Our Central Europe travels lead us to a small municipality in Austria called Zell am Ziller, located in the Zillertal Valley.  The Zillertal Alps, a mountain range of the Central Eastern Alps, borders Austria and Italy where pick of via ferrata is plentiful.  It was pretty straight forward renting our via ferrata kit in fact, finding the mountain sports store proved to be more difficult but that too is part of the travel adventure.  I mentioned before that Austria has embraced the via ferrata so renting a full kit for the four of us, for two days, cost approximately 40 Euros total ($60 Canadian).  And we could access any via ferrata in the area without guides or paying any entrance fees.  It makes for an affordable outdoor family activity when travelling to Austria.
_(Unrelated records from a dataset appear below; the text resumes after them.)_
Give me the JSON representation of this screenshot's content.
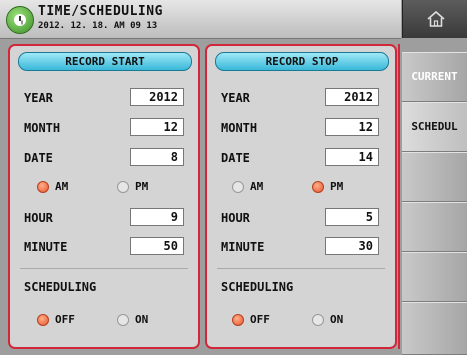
{
  "header": {
    "title": "TIME/SCHEDULING",
    "datetime": "2012. 12. 18.  AM 09 13"
  },
  "record_start": {
    "title": "RECORD START",
    "year_label": "YEAR",
    "year": "2012",
    "month_label": "MONTH",
    "month": "12",
    "date_label": "DATE",
    "date": "8",
    "am_label": "AM",
    "pm_label": "PM",
    "period_selected": "AM",
    "hour_label": "HOUR",
    "hour": "9",
    "minute_label": "MINUTE",
    "minute": "50",
    "scheduling_label": "SCHEDULING",
    "off_label": "OFF",
    "on_label": "ON",
    "scheduling_selected": "OFF"
  },
  "record_stop": {
    "title": "RECORD STOP",
    "year_label": "YEAR",
    "year": "2012",
    "month_label": "MONTH",
    "month": "12",
    "date_label": "DATE",
    "date": "14",
    "am_label": "AM",
    "pm_label": "PM",
    "period_selected": "PM",
    "hour_label": "HOUR",
    "hour": "5",
    "minute_label": "MINUTE",
    "minute": "30",
    "scheduling_label": "SCHEDULING",
    "off_label": "OFF",
    "on_label": "ON",
    "scheduling_selected": "OFF"
  },
  "tabs": [
    {
      "label": "CURRENT",
      "active": false
    },
    {
      "label": "SCHEDUL",
      "active": true
    },
    {
      "label": "",
      "active": false
    },
    {
      "label": "",
      "active": false
    },
    {
      "label": "",
      "active": false
    }
  ],
  "colors": {
    "accent": "#d0283a",
    "panel_header": "#39b8d8",
    "radio_selected": "#e8542c"
  },
  "icons": {
    "clock": "clock-icon",
    "home": "home-icon"
  }
}
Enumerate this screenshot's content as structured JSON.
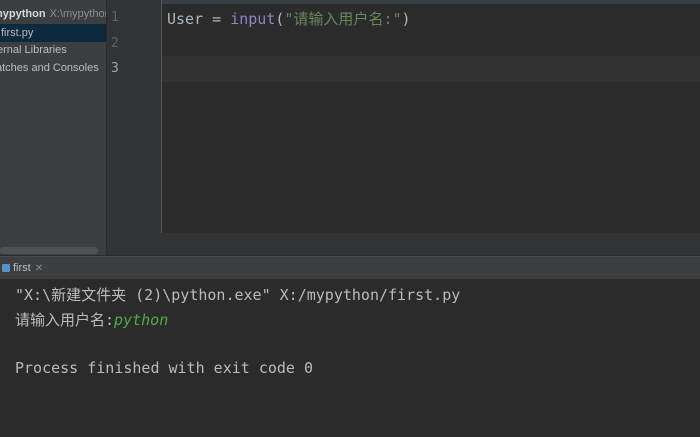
{
  "project": {
    "root_name": "mypython",
    "root_path": "X:\\mypython",
    "file": "first.py",
    "external_libraries": "ernal Libraries",
    "scratches": "atches and Consoles"
  },
  "editor": {
    "line_numbers": [
      "1",
      "2",
      "3"
    ],
    "code": {
      "var": "User",
      "op": " = ",
      "func": "input",
      "paren_open": "(",
      "string": "\"请输入用户名:\"",
      "paren_close": ")"
    }
  },
  "run": {
    "tab_label": "first",
    "tab_icon": "run-config-icon",
    "command": "\"X:\\新建文件夹 (2)\\python.exe\" X:/mypython/first.py",
    "prompt": "请输入用户名:",
    "user_input": "python",
    "exit_message": "Process finished with exit code 0"
  }
}
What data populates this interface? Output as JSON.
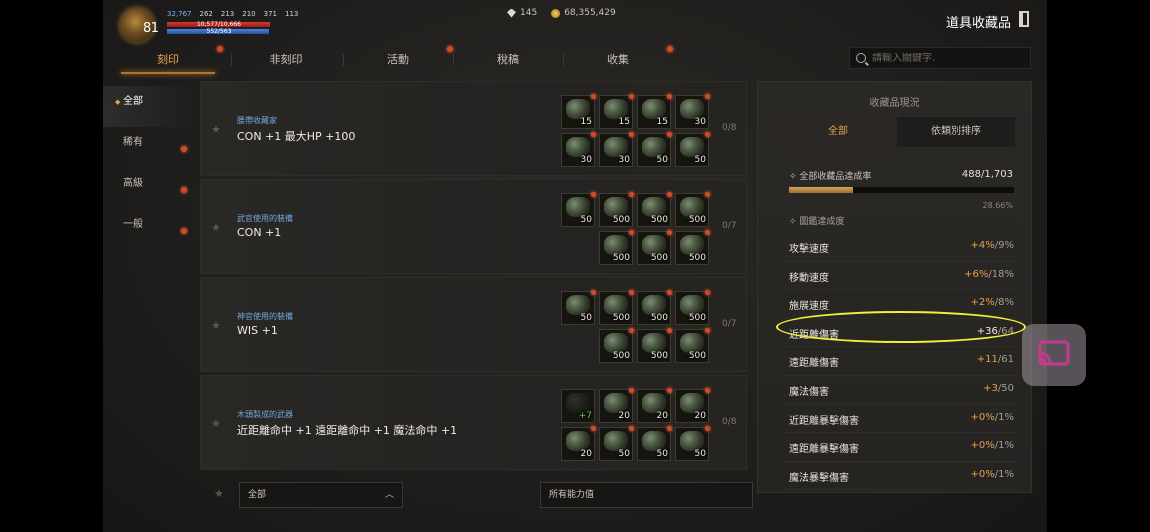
{
  "header": {
    "level": "81",
    "stats": [
      "32,767",
      "262",
      "213",
      "210",
      "371",
      "113"
    ],
    "hp": {
      "text": "10,577/10,666",
      "fraction": 0.99
    },
    "mp": {
      "text": "552/563",
      "fraction": 0.98
    },
    "gems": "145",
    "gold": "68,355,429",
    "title": "道具收藏品"
  },
  "tabs": [
    {
      "label": "刻印",
      "active": true,
      "badge": true
    },
    {
      "label": "非刻印",
      "active": false,
      "badge": false
    },
    {
      "label": "活動",
      "active": false,
      "badge": true
    },
    {
      "label": "稅稿",
      "active": false,
      "badge": false
    },
    {
      "label": "收集",
      "active": false,
      "badge": true
    }
  ],
  "search": {
    "placeholder": "請輸入關鍵字."
  },
  "sidebar": {
    "items": [
      {
        "label": "全部",
        "active": true,
        "badge": false
      },
      {
        "label": "稀有",
        "active": false,
        "badge": true
      },
      {
        "label": "高級",
        "active": false,
        "badge": true
      },
      {
        "label": "一般",
        "active": false,
        "badge": true
      }
    ]
  },
  "collections": [
    {
      "category": "腰帶收藏家",
      "effect": "CON +1 最大HP +100",
      "count": "0/8",
      "slots": [
        {
          "qty": "15"
        },
        {
          "qty": "15"
        },
        {
          "qty": "15"
        },
        {
          "qty": "30"
        },
        {
          "qty": "30"
        },
        {
          "qty": "30"
        },
        {
          "qty": "50"
        },
        {
          "qty": "50"
        }
      ]
    },
    {
      "category": "武官使用的裝備",
      "effect": "CON +1",
      "count": "0/7",
      "slots": [
        {
          "qty": "50"
        },
        {
          "qty": "500"
        },
        {
          "qty": "500"
        },
        {
          "qty": "500"
        },
        {
          "qty": "500"
        },
        {
          "qty": "500"
        },
        {
          "qty": "500"
        }
      ]
    },
    {
      "category": "神官使用的裝備",
      "effect": "WIS +1",
      "count": "0/7",
      "slots": [
        {
          "qty": "50"
        },
        {
          "qty": "500"
        },
        {
          "qty": "500"
        },
        {
          "qty": "500"
        },
        {
          "qty": "500"
        },
        {
          "qty": "500"
        },
        {
          "qty": "500"
        }
      ]
    },
    {
      "category": "木頭製成的武器",
      "effect": "近距離命中 +1 遠距離命中 +1 魔法命中 +1",
      "count": "0/8",
      "slots": [
        {
          "qty": "+7",
          "green": true
        },
        {
          "qty": "20"
        },
        {
          "qty": "20"
        },
        {
          "qty": "20"
        },
        {
          "qty": "20"
        },
        {
          "qty": "50"
        },
        {
          "qty": "50"
        },
        {
          "qty": "50"
        }
      ]
    }
  ],
  "filters": {
    "left": "全部",
    "right": "所有能力值"
  },
  "panel": {
    "title": "收藏品現況",
    "tabs": [
      "全部",
      "依類別排序"
    ],
    "rate_label": "全部收藏品達成率",
    "rate_value": "488/1,703",
    "rate_fraction": 0.2866,
    "rate_pct": "28.66%",
    "sub_label": "圖鑑達成度",
    "stats": [
      {
        "name": "攻擊速度",
        "cur": "+4%",
        "max": "/9%"
      },
      {
        "name": "移動速度",
        "cur": "+6%",
        "max": "/18%"
      },
      {
        "name": "施展速度",
        "cur": "+2%",
        "max": "/8%"
      },
      {
        "name": "近距離傷害",
        "cur": "+36",
        "max": "/64",
        "highlight": true
      },
      {
        "name": "遠距離傷害",
        "cur": "+11",
        "max": "/61"
      },
      {
        "name": "魔法傷害",
        "cur": "+3",
        "max": "/50"
      },
      {
        "name": "近距離暴擊傷害",
        "cur": "+0%",
        "max": "/1%"
      },
      {
        "name": "遠距離暴擊傷害",
        "cur": "+0%",
        "max": "/1%"
      },
      {
        "name": "魔法暴擊傷害",
        "cur": "+0%",
        "max": "/1%"
      }
    ]
  },
  "colors": {
    "accent": "#e6a552",
    "badge": "#d24a2a",
    "category": "#74a6dd",
    "highlight_ring": "#f4f03a"
  },
  "icons": {
    "cast": "cast-icon",
    "exit": "exit-icon",
    "search": "search-icon"
  }
}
Our first crack at via ferrata was Huterlaner in Mayrhofen - a beginner/advanced route (difficulty B/C ). Routes are graded from A – being easy to E – being expert.  We had a choice of three routes (one was a C/D) that would have us end at Zimmereben Hut and if you are familiar with Austrian huts you know this means enjoying wonderful local meals, having a few drinks (namely beer), and taking in spectacular scenery.  Climbing up the via ferrata to the hut was definitely a motivator for me.



After our glorious meal that was finished off with homemade apple strudel and a shot of schnapps, we hiked back down.  At the bottom we briefly tried the advanced route and found Liv’s reach was just a tad too short for some sections so we all had to retreat back down.  Thankfully we had not gone far but it was helpful knowing what was within her range as far as the route grading was concerned.




Ben and Liv were huge fans of klettersteige and were excited to give it a try again but we had discussed with them that the next day’s route may be too difficult for them.  Our travel path to Zillertal was not entirely random.  We had come here to meet up with a German lad we had met 6 months earlier back in Canada.  For a few short days, Nick was a part of our family as he toured Vancouver Island with my father in law, whom he met randomly in Lake Louise, AB. There were a few visits with us for meals, mountain bike rides and Nick said to let him know when we would be in his neck of the woods.  So we did and he directed us to his friends family home in Zell am Ziller, Austria, where we then met Johannes.  Now we were faced with two young lads, Nick and Johannes, itching to take us on an adventure.

Part of our family adventuring is to support each other and at times that may involve stepping back and letting another set out on their own adventure.  It is important for Ben and Liv to support our adventures just as much as us supporting theirs.  They were completely on board when it came down to selecting a via ferrata route for the big boys to try.  Go big or go home.  For this adventure the kids and I were cheerleaders and watched Joel, who had a big grin on his face, head up a route, graded D/E, called Nasenwand in nearby Ginzling.


Nick and Johannes were equally as excited and from the stories and photos, it was indeed an adventure. The kids and I played for a bit at the route trailhead, letting them each climb up and down for practice.  Then it was off to see cows and roll down the Zillertal hills.  At one point, we did see the three of them high up the route and watched them traverse a steep section.  Those Austrians sure do love their heights!



Keeping with Austrian tradition, we celebrated the day’s adventure with a stop at a hut (never a shortage of huts) for ice cream and beer.  Nick, Johannes and Joel (who now had an even bigger grin which filled my adventure heart) recanted their via ferrata stories to Ben, Liv and me as we all sat together laughing like we were old friends.  It was a coming together of two travel experiences we had hoped for: local adventure and local friendship. The real benefit is the power of local knowledge because for Johannes (a local), showing off the beauty of Austria with a quick swim in the river on the way back home was not only a sign of Austrian hospitality, it was the perfect end to a perfect klettersteige experience.